Gaining access to the web application is attempted using a variety of methods including SQL injection, cross-site scripting, traffic interception, and backdoor access.

Stage 3 – Post exploitation

Once access has been gained to the web application or web server, the server will be used as a pivot point to see how far the tester can get into the company network. At this stage, the tester may attempt to raise privileges, intercept traffic, and steal data, to gain an understanding of the level of damage that can be done.

Stage 4 – Analysis and feedback

The analysis of the penetration testing will provide the client with an in-depth report detailing its findings.

The feedback will help the company and its security personnel to patch and repair any of the vulnerabilities that have been identified. The web application firewall may be reconfigured to protect the company against future cyber attacks.

The report can further provide value be identifying and prioritising which weaknesses and vulnerabilities should be tackled first. The report will outline what action needs to be taken to address the identified risks.

FREQUENTLY ASKED QUESTIONS

Browse our frequently asked questions or Contact us if you have any further enquiries.

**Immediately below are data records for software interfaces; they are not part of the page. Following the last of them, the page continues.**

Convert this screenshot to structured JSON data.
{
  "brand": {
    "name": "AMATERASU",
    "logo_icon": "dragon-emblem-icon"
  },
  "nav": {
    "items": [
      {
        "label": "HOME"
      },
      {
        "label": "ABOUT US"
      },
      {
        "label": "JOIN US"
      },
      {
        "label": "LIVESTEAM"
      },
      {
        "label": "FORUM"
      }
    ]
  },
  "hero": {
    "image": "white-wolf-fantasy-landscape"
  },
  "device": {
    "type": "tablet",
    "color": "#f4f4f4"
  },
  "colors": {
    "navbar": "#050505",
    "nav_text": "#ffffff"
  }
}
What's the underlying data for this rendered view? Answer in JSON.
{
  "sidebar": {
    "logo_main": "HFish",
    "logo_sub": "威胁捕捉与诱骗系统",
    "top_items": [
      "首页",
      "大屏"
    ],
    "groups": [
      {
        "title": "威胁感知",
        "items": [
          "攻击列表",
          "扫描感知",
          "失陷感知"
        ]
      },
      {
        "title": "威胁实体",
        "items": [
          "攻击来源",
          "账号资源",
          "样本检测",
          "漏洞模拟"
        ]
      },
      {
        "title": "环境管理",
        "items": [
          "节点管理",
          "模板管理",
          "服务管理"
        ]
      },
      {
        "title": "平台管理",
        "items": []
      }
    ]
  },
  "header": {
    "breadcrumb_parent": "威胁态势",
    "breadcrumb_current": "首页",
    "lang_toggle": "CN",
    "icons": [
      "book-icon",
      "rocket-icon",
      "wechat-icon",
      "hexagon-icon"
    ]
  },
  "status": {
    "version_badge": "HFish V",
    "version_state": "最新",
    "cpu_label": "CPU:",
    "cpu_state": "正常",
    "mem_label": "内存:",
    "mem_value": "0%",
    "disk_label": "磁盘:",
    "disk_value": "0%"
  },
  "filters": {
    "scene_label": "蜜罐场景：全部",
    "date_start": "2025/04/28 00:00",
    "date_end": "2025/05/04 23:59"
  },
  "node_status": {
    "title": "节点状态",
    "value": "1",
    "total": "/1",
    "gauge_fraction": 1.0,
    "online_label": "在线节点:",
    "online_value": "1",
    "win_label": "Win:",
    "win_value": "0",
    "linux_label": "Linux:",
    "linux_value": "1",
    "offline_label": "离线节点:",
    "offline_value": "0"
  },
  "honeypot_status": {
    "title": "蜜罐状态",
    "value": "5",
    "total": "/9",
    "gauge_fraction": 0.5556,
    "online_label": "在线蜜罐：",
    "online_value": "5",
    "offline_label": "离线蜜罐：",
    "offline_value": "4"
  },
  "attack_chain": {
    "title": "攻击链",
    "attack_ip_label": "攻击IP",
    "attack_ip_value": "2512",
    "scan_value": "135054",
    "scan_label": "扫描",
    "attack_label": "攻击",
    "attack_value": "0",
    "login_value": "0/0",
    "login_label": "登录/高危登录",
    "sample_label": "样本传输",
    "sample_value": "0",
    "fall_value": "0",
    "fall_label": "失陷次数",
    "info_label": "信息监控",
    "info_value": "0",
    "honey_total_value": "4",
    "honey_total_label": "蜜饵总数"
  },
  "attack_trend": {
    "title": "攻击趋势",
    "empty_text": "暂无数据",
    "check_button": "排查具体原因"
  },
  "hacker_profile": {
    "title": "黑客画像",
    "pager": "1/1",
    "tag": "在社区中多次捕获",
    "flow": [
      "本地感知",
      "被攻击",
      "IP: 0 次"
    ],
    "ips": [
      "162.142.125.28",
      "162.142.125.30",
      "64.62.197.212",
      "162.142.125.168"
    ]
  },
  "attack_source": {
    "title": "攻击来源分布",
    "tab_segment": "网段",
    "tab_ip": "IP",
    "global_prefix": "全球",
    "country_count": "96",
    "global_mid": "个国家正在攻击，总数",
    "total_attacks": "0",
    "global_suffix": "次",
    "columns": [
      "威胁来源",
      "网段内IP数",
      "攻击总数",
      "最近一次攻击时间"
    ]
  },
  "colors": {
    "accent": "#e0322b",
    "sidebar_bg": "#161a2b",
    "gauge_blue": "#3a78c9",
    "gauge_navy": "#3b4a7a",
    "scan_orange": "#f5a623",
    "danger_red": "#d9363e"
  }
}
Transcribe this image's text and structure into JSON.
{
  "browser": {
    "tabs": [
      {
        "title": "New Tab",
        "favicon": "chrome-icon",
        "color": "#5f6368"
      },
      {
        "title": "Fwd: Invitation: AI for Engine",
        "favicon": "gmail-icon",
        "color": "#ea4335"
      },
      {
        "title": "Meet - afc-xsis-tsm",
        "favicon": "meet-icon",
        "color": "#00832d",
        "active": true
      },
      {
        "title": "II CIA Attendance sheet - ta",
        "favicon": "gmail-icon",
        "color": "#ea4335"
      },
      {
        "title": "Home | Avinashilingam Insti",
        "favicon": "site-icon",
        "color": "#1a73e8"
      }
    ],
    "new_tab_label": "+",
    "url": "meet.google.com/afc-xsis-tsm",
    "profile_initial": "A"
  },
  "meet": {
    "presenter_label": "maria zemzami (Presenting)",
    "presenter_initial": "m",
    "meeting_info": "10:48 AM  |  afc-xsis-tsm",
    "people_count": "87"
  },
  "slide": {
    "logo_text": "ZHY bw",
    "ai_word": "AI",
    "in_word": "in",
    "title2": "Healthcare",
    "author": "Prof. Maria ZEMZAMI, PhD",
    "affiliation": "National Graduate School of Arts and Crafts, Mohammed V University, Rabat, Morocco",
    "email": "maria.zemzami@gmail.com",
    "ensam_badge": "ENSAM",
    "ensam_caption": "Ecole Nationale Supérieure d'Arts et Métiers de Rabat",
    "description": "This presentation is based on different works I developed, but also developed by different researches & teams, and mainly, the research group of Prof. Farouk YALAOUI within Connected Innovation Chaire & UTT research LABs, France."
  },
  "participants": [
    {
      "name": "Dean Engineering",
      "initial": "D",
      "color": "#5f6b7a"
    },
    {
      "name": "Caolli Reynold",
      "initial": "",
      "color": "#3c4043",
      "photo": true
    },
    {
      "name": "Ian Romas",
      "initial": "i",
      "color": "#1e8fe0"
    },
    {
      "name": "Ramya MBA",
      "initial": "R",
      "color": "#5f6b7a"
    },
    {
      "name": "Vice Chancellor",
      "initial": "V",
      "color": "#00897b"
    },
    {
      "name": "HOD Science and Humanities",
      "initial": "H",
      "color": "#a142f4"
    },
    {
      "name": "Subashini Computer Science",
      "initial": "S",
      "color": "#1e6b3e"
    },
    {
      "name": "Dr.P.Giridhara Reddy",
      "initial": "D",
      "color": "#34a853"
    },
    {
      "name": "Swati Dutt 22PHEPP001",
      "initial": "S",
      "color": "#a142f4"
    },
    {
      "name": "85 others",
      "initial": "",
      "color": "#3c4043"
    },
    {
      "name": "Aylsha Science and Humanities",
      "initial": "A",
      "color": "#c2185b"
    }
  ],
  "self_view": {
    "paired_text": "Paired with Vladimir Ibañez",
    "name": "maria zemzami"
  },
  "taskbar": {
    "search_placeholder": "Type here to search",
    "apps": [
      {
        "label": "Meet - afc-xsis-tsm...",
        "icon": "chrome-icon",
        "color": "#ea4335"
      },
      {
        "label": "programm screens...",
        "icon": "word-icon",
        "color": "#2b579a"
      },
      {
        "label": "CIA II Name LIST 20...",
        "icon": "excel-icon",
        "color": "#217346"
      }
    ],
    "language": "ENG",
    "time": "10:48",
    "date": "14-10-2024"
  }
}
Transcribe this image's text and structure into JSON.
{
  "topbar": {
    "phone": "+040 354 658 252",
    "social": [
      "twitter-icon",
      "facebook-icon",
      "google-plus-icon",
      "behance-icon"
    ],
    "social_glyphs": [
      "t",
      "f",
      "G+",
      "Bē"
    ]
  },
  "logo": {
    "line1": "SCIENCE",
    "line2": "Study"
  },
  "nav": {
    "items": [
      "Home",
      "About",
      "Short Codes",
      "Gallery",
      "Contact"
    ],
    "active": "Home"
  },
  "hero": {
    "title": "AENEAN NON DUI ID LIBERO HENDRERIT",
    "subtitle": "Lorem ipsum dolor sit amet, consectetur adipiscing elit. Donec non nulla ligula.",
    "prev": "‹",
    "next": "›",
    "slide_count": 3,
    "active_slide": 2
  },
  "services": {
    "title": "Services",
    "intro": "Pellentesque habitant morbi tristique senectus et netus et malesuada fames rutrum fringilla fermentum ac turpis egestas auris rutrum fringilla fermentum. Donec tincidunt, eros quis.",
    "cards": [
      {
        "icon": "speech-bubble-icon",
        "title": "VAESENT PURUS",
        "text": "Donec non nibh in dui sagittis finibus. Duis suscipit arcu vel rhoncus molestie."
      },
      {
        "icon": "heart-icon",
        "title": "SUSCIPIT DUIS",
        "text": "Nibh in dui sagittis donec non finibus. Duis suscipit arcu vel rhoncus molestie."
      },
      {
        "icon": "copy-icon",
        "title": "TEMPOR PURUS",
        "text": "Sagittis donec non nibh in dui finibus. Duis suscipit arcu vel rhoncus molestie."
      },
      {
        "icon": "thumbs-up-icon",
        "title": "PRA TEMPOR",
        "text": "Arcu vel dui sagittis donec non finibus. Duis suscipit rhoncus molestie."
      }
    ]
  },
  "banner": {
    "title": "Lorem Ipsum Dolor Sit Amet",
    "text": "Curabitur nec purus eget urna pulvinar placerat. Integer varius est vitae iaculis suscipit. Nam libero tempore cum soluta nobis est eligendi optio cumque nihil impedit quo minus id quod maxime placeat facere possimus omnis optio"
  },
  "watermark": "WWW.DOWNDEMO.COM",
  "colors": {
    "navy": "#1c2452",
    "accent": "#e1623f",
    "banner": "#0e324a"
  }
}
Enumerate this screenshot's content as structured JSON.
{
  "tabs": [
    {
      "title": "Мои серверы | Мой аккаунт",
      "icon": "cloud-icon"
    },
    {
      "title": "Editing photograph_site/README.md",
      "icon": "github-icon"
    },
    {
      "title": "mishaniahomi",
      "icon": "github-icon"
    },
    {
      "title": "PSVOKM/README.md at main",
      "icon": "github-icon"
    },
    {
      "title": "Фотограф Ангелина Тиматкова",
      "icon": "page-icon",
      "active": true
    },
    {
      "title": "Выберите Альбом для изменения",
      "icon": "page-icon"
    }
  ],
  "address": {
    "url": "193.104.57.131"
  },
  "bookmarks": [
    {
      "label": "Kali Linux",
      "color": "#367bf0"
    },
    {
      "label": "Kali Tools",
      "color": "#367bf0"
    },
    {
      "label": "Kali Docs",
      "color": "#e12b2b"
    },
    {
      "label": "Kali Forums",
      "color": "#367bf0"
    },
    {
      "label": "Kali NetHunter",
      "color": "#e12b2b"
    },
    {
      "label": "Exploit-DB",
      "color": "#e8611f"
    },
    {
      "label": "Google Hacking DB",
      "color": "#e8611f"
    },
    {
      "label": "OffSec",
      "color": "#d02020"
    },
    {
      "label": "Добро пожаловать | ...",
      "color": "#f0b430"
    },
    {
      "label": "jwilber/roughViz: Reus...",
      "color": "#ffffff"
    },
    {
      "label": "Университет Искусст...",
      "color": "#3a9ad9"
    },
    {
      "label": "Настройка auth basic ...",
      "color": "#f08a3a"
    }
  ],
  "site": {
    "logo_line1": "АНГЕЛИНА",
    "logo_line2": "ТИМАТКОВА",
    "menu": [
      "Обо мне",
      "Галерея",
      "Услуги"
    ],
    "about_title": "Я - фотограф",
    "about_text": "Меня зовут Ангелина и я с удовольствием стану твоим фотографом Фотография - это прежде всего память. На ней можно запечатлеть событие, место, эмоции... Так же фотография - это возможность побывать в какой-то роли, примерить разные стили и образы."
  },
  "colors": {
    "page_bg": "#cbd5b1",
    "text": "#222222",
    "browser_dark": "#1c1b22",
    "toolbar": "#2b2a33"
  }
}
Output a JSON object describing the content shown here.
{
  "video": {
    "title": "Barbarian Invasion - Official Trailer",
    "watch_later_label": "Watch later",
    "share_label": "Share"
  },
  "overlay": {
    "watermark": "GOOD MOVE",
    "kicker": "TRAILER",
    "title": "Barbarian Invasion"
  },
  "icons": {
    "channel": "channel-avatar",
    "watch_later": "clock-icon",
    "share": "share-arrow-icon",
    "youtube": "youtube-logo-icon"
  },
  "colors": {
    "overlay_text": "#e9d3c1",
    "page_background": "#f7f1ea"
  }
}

It is often recommended to have a web application penetration test when your web application is dealing with customer data. A web application test is also advised if the web application is hosted within a server, within the company network, and this is allowing people from the open internet into your company network.